▶ **Task description**: Word for word, write the lines below out again, with no pictures.

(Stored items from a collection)

****************

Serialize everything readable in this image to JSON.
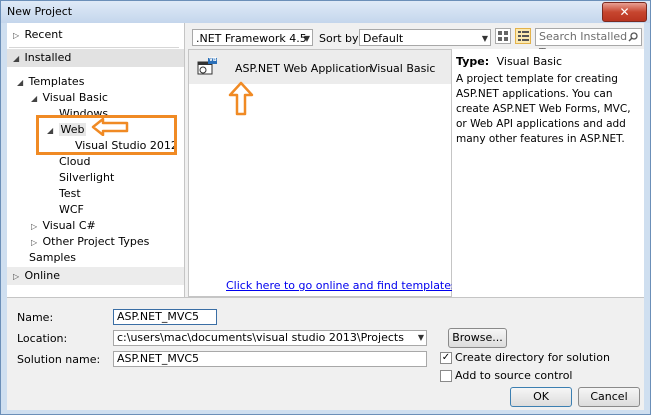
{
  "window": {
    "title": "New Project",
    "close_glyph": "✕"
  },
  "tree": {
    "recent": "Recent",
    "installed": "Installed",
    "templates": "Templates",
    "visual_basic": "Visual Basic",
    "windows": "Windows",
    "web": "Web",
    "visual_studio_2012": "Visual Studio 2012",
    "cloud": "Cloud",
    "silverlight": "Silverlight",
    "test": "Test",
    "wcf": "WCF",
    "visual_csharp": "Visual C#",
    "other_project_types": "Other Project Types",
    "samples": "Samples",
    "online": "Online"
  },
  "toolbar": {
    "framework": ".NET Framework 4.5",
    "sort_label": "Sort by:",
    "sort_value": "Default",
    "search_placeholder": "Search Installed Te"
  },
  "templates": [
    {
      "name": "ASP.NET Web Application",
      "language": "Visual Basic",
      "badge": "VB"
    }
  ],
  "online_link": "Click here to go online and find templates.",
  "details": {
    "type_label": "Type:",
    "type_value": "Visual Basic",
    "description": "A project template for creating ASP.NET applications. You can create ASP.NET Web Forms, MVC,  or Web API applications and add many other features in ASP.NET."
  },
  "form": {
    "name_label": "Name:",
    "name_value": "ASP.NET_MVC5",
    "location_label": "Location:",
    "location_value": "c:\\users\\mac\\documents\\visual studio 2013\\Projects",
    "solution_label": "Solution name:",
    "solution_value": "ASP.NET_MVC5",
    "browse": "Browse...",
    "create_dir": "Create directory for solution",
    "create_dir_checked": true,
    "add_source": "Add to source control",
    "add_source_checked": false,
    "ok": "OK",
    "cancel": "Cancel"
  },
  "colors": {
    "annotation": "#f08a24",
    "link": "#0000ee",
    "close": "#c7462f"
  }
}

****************

▶ **Worked solution**:
Serialize everything readable in this image to JSON.
{
  "window": {
    "title": "New Project",
    "close_glyph": "✕"
  },
  "tree": {
    "recent": "Recent",
    "installed": "Installed",
    "templates": "Templates",
    "visual_basic": "Visual Basic",
    "windows": "Windows",
    "web": "Web",
    "visual_studio_2012": "Visual Studio 2012",
    "cloud": "Cloud",
    "silverlight": "Silverlight",
    "test": "Test",
    "wcf": "WCF",
    "visual_csharp": "Visual C#",
    "other_project_types": "Other Project Types",
    "samples": "Samples",
    "online": "Online"
  },
  "toolbar": {
    "framework": ".NET Framework 4.5",
    "sort_label": "Sort by:",
    "sort_value": "Default",
    "search_placeholder": "Search Installed Te"
  },
  "templates": [
    {
      "name": "ASP.NET Web Application",
      "language": "Visual Basic",
      "badge": "VB"
    }
  ],
  "online_link": "Click here to go online and find templates.",
  "details": {
    "type_label": "Type:",
    "type_value": "Visual Basic",
    "description": "A project template for creating ASP.NET applications. You can create ASP.NET Web Forms, MVC,  or Web API applications and add many other features in ASP.NET."
  },
  "form": {
    "name_label": "Name:",
    "name_value": "ASP.NET_MVC5",
    "location_label": "Location:",
    "location_value": "c:\\users\\mac\\documents\\visual studio 2013\\Projects",
    "solution_label": "Solution name:",
    "solution_value": "ASP.NET_MVC5",
    "browse": "Browse...",
    "create_dir": "Create directory for solution",
    "create_dir_checked": true,
    "add_source": "Add to source control",
    "add_source_checked": false,
    "ok": "OK",
    "cancel": "Cancel"
  },
  "colors": {
    "annotation": "#f08a24",
    "link": "#0000ee",
    "close": "#c7462f"
  }
}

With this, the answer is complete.